(Input data):
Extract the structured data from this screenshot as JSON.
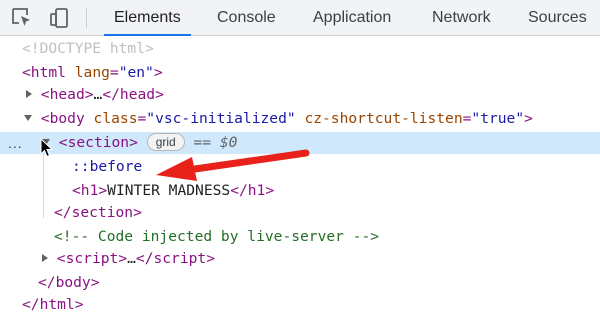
{
  "toolbar": {
    "inspect_icon": "inspect-element-icon",
    "device_icon": "device-toolbar-icon",
    "tabs": [
      {
        "label": "Elements",
        "active": true
      },
      {
        "label": "Console",
        "active": false
      },
      {
        "label": "Application",
        "active": false
      },
      {
        "label": "Network",
        "active": false
      },
      {
        "label": "Sources",
        "active": false
      }
    ]
  },
  "tree": {
    "doctype": "<!DOCTYPE html>",
    "html_open": {
      "tag": "html",
      "attr_name": "lang",
      "attr_value": "\"en\""
    },
    "head": {
      "tag": "head",
      "ellipsis": "…"
    },
    "body_open": {
      "tag": "body",
      "attr1_name": "class",
      "attr1_value": "\"vsc-initialized\"",
      "attr2_name": "cz-shortcut-listen",
      "attr2_value": "\"true\""
    },
    "section": {
      "tag": "section",
      "badge": "grid",
      "selection_marker": "== $0",
      "more_menu": "..."
    },
    "pseudo": "::before",
    "h1": {
      "tag": "h1",
      "text": "WINTER MADNESS"
    },
    "section_close": "section",
    "comment": "<!-- Code injected by live-server -->",
    "script": {
      "tag": "script",
      "ellipsis": "…"
    },
    "body_close": "body",
    "html_close": "html"
  },
  "annotation": {
    "arrow_color": "#e8221b"
  },
  "colors": {
    "tag": "#881280",
    "attr_name": "#994500",
    "attr_value": "#1a1aa6",
    "comment": "#236e25",
    "selection": "#cfe8fc",
    "active_tab_underline": "#1a73e8"
  }
}
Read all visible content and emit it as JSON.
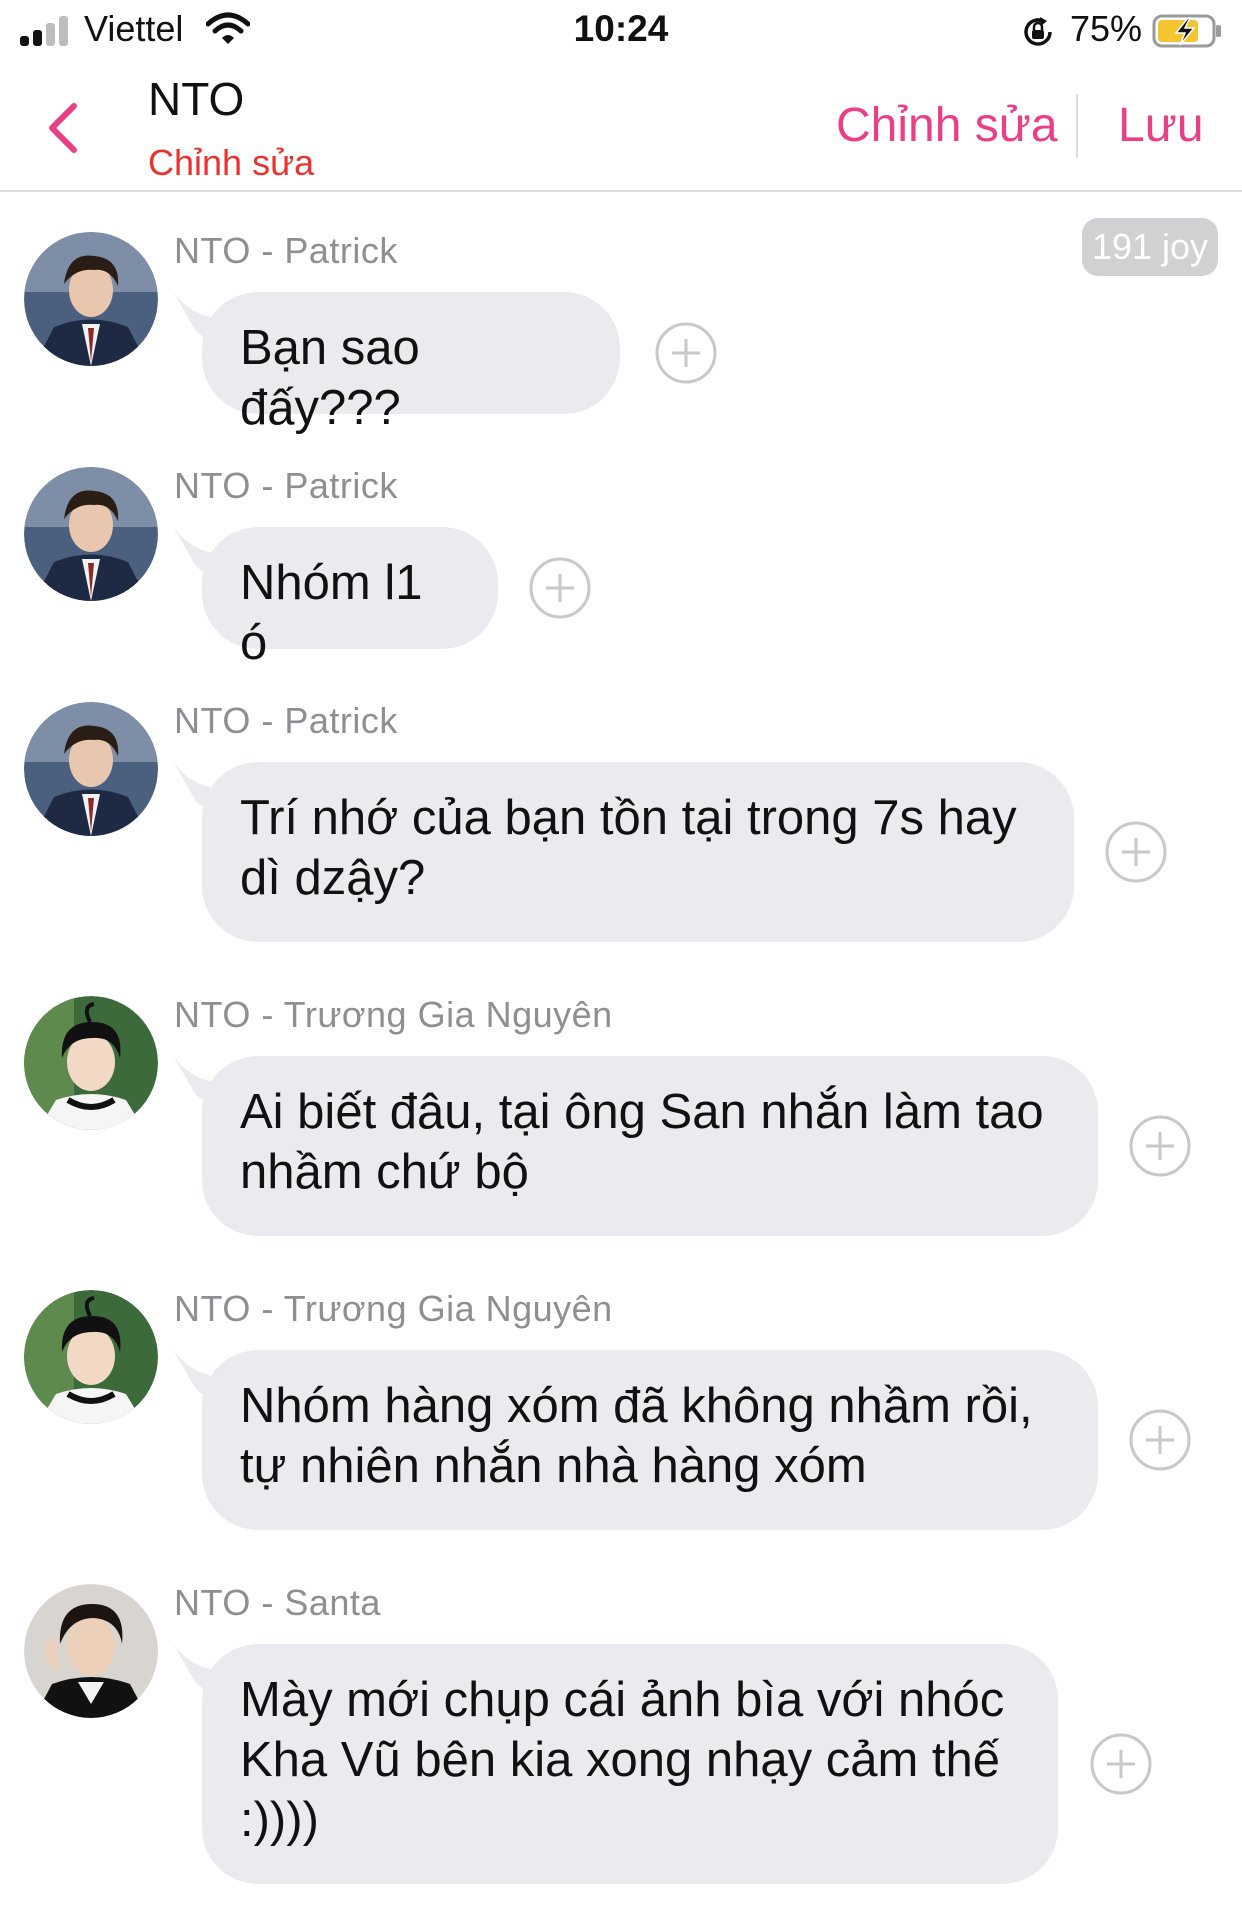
{
  "status_bar": {
    "carrier": "Viettel",
    "time": "10:24",
    "battery_percent": "75%",
    "icons": [
      "signal-icon",
      "wifi-icon",
      "orientation-lock-icon",
      "battery-charging-icon"
    ]
  },
  "header": {
    "title": "NTO",
    "subtitle": "Chỉnh sửa",
    "edit_label": "Chỉnh sửa",
    "save_label": "Lưu",
    "back_icon": "chevron-left-icon"
  },
  "joy_badge": "191 joy",
  "colors": {
    "accent": "#ea3f86",
    "subtitle_red": "#e8332f",
    "bubble_bg": "#e9ebee",
    "sender_gray": "#8e8e93",
    "badge_bg": "#cfd1d3"
  },
  "messages": [
    {
      "sender": "NTO - Patrick",
      "text": "Bạn sao đấy???",
      "avatar": "patrick"
    },
    {
      "sender": "NTO - Patrick",
      "text": "Nhóm l1 ó",
      "avatar": "patrick"
    },
    {
      "sender": "NTO - Patrick",
      "text": "Trí nhớ của bạn tồn tại trong 7s hay dì dzậy?",
      "avatar": "patrick"
    },
    {
      "sender": "NTO - Trương Gia Nguyên",
      "text": "Ai biết đâu, tại ông San nhắn làm tao nhầm chứ bộ",
      "avatar": "nguyen"
    },
    {
      "sender": "NTO - Trương Gia Nguyên",
      "text": "Nhóm hàng xóm đã không nhầm rồi, tự nhiên nhắn nhà hàng xóm",
      "avatar": "nguyen"
    },
    {
      "sender": "NTO - Santa",
      "text": "Mày mới chụp cái ảnh bìa với nhóc Kha Vũ bên kia xong nhạy cảm thế :))))",
      "avatar": "santa"
    }
  ]
}
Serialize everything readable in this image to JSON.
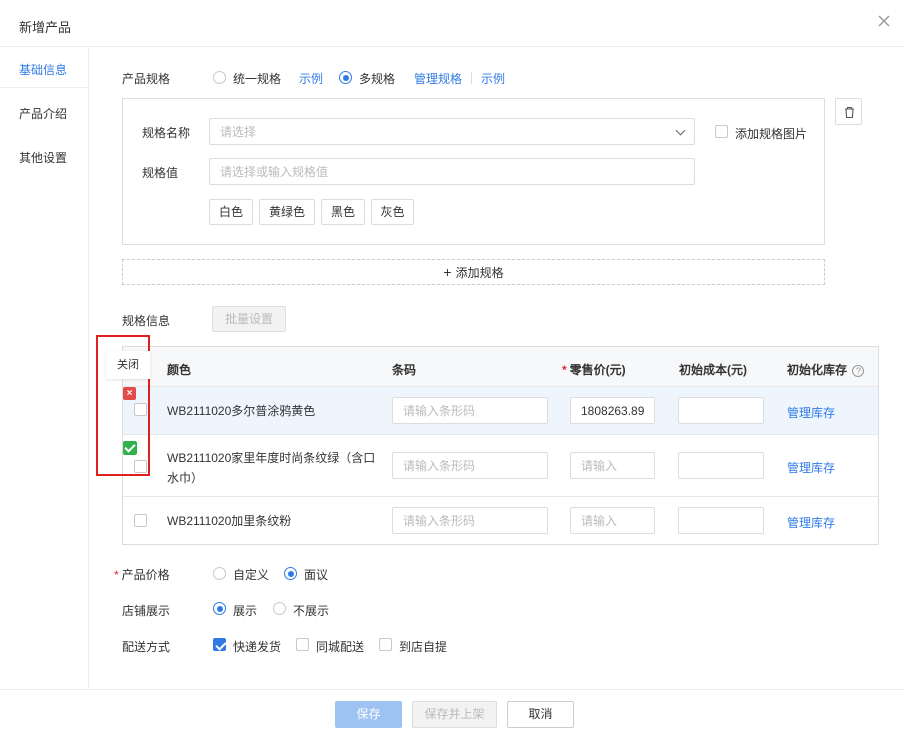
{
  "dialog": {
    "title": "新增产品"
  },
  "sidebar": {
    "items": [
      {
        "label": "基础信息"
      },
      {
        "label": "产品介绍"
      },
      {
        "label": "其他设置"
      }
    ]
  },
  "spec_mode": {
    "label": "产品规格",
    "option_uniform": "统一规格",
    "example1": "示例",
    "option_multi": "多规格",
    "manage": "管理规格",
    "example2": "示例",
    "selected": "多规格"
  },
  "spec_box": {
    "name_label": "规格名称",
    "name_placeholder": "请选择",
    "add_image_label": "添加规格图片",
    "value_label": "规格值",
    "value_placeholder": "请选择或输入规格值",
    "tags": [
      "白色",
      "黄绿色",
      "黑色",
      "灰色"
    ]
  },
  "add_spec": {
    "label": "添加规格",
    "icon": "plus-icon"
  },
  "spec_info": {
    "label": "规格信息",
    "batch_button": "批量设置"
  },
  "table": {
    "headers": {
      "color": "颜色",
      "barcode": "条码",
      "retail_price": "零售价(元)",
      "initial_cost": "初始成本(元)",
      "initial_stock": "初始化库存"
    },
    "barcode_placeholder": "请输入条形码",
    "price_placeholder": "请输入",
    "rows": [
      {
        "name": "WB2111020多尔普涂鸦黄色",
        "price": "1808263.89",
        "action": "管理库存"
      },
      {
        "name": "WB2111020家里年度时尚条纹绿（含口水巾）",
        "price": "",
        "action": "管理库存"
      },
      {
        "name": "WB2111020加里条纹粉",
        "price": "",
        "action": "管理库存"
      }
    ]
  },
  "overlay": {
    "close_label": "关闭",
    "x_mark": "×"
  },
  "price": {
    "label": "产品价格",
    "opt_custom": "自定义",
    "opt_negotiable": "面议",
    "selected": "面议"
  },
  "shop_display": {
    "label": "店铺展示",
    "opt_show": "展示",
    "opt_hide": "不展示",
    "selected": "展示"
  },
  "delivery": {
    "label": "配送方式",
    "opt_express": "快递发货",
    "opt_local": "同城配送",
    "opt_pickup": "到店自提",
    "checked": [
      "快递发货"
    ]
  },
  "footer": {
    "save": "保存",
    "save_publish": "保存并上架",
    "cancel": "取消"
  },
  "colors": {
    "accent": "#2f7be6",
    "danger": "#e02020",
    "success": "#2fb24a"
  }
}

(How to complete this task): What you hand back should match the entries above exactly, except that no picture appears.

(Answer to this exercise):
Extract the structured data from this screenshot as JSON.
{
  "toolbar": {
    "inspect_icon": "inspect-element-icon",
    "device_icon": "device-toolbar-icon",
    "tabs": [
      {
        "label": "Elements",
        "active": true
      },
      {
        "label": "Console",
        "active": false
      },
      {
        "label": "Application",
        "active": false
      },
      {
        "label": "Network",
        "active": false
      },
      {
        "label": "Sources",
        "active": false
      }
    ]
  },
  "tree": {
    "doctype": "<!DOCTYPE html>",
    "html_open": {
      "tag": "html",
      "attr_name": "lang",
      "attr_value": "\"en\""
    },
    "head": {
      "tag": "head",
      "ellipsis": "…"
    },
    "body_open": {
      "tag": "body",
      "attr1_name": "class",
      "attr1_value": "\"vsc-initialized\"",
      "attr2_name": "cz-shortcut-listen",
      "attr2_value": "\"true\""
    },
    "section": {
      "tag": "section",
      "badge": "grid",
      "selection_marker": "== $0",
      "more_menu": "..."
    },
    "pseudo": "::before",
    "h1": {
      "tag": "h1",
      "text": "WINTER MADNESS"
    },
    "section_close": "section",
    "comment": "<!-- Code injected by live-server -->",
    "script": {
      "tag": "script",
      "ellipsis": "…"
    },
    "body_close": "body",
    "html_close": "html"
  },
  "annotation": {
    "arrow_color": "#e8221b"
  },
  "colors": {
    "tag": "#881280",
    "attr_name": "#994500",
    "attr_value": "#1a1aa6",
    "comment": "#236e25",
    "selection": "#cfe8fc",
    "active_tab_underline": "#1a73e8"
  }
}
Read all visible content and emit it as JSON.
{
  "status_bar": {
    "carrier": "Viettel",
    "time": "10:24",
    "battery_percent": "75%",
    "icons": [
      "signal-icon",
      "wifi-icon",
      "orientation-lock-icon",
      "battery-charging-icon"
    ]
  },
  "header": {
    "title": "NTO",
    "subtitle": "Chỉnh sửa",
    "edit_label": "Chỉnh sửa",
    "save_label": "Lưu",
    "back_icon": "chevron-left-icon"
  },
  "joy_badge": "191 joy",
  "colors": {
    "accent": "#ea3f86",
    "subtitle_red": "#e8332f",
    "bubble_bg": "#e9ebee",
    "sender_gray": "#8e8e93",
    "badge_bg": "#cfd1d3"
  },
  "messages": [
    {
      "sender": "NTO - Patrick",
      "text": "Bạn sao đấy???",
      "avatar": "patrick"
    },
    {
      "sender": "NTO - Patrick",
      "text": "Nhóm l1 ó",
      "avatar": "patrick"
    },
    {
      "sender": "NTO - Patrick",
      "text": "Trí nhớ của bạn tồn tại trong 7s hay dì dzậy?",
      "avatar": "patrick"
    },
    {
      "sender": "NTO - Trương Gia Nguyên",
      "text": "Ai biết đâu, tại ông San nhắn làm tao nhầm chứ bộ",
      "avatar": "nguyen"
    },
    {
      "sender": "NTO - Trương Gia Nguyên",
      "text": "Nhóm hàng xóm đã không nhầm rồi, tự nhiên nhắn nhà hàng xóm",
      "avatar": "nguyen"
    },
    {
      "sender": "NTO - Santa",
      "text": "Mày mới chụp cái ảnh bìa với nhóc Kha Vũ bên kia xong nhạy cảm thế :))))",
      "avatar": "santa"
    }
  ]
}
Serialize everything readable in this image to JSON.
{
  "dialog": {
    "title": "新增产品"
  },
  "sidebar": {
    "items": [
      {
        "label": "基础信息"
      },
      {
        "label": "产品介绍"
      },
      {
        "label": "其他设置"
      }
    ]
  },
  "spec_mode": {
    "label": "产品规格",
    "option_uniform": "统一规格",
    "example1": "示例",
    "option_multi": "多规格",
    "manage": "管理规格",
    "example2": "示例",
    "selected": "多规格"
  },
  "spec_box": {
    "name_label": "规格名称",
    "name_placeholder": "请选择",
    "add_image_label": "添加规格图片",
    "value_label": "规格值",
    "value_placeholder": "请选择或输入规格值",
    "tags": [
      "白色",
      "黄绿色",
      "黑色",
      "灰色"
    ]
  },
  "add_spec": {
    "label": "添加规格",
    "icon": "plus-icon"
  },
  "spec_info": {
    "label": "规格信息",
    "batch_button": "批量设置"
  },
  "table": {
    "headers": {
      "color": "颜色",
      "barcode": "条码",
      "retail_price": "零售价(元)",
      "initial_cost": "初始成本(元)",
      "initial_stock": "初始化库存"
    },
    "barcode_placeholder": "请输入条形码",
    "price_placeholder": "请输入",
    "rows": [
      {
        "name": "WB2111020多尔普涂鸦黄色",
        "price": "1808263.89",
        "action": "管理库存"
      },
      {
        "name": "WB2111020家里年度时尚条纹绿（含口水巾）",
        "price": "",
        "action": "管理库存"
      },
      {
        "name": "WB2111020加里条纹粉",
        "price": "",
        "action": "管理库存"
      }
    ]
  },
  "overlay": {
    "close_label": "关闭",
    "x_mark": "×"
  },
  "price": {
    "label": "产品价格",
    "opt_custom": "自定义",
    "opt_negotiable": "面议",
    "selected": "面议"
  },
  "shop_display": {
    "label": "店铺展示",
    "opt_show": "展示",
    "opt_hide": "不展示",
    "selected": "展示"
  },
  "delivery": {
    "label": "配送方式",
    "opt_express": "快递发货",
    "opt_local": "同城配送",
    "opt_pickup": "到店自提",
    "checked": [
      "快递发货"
    ]
  },
  "footer": {
    "save": "保存",
    "save_publish": "保存并上架",
    "cancel": "取消"
  },
  "colors": {
    "accent": "#2f7be6",
    "danger": "#e02020",
    "success": "#2fb24a"
  }
}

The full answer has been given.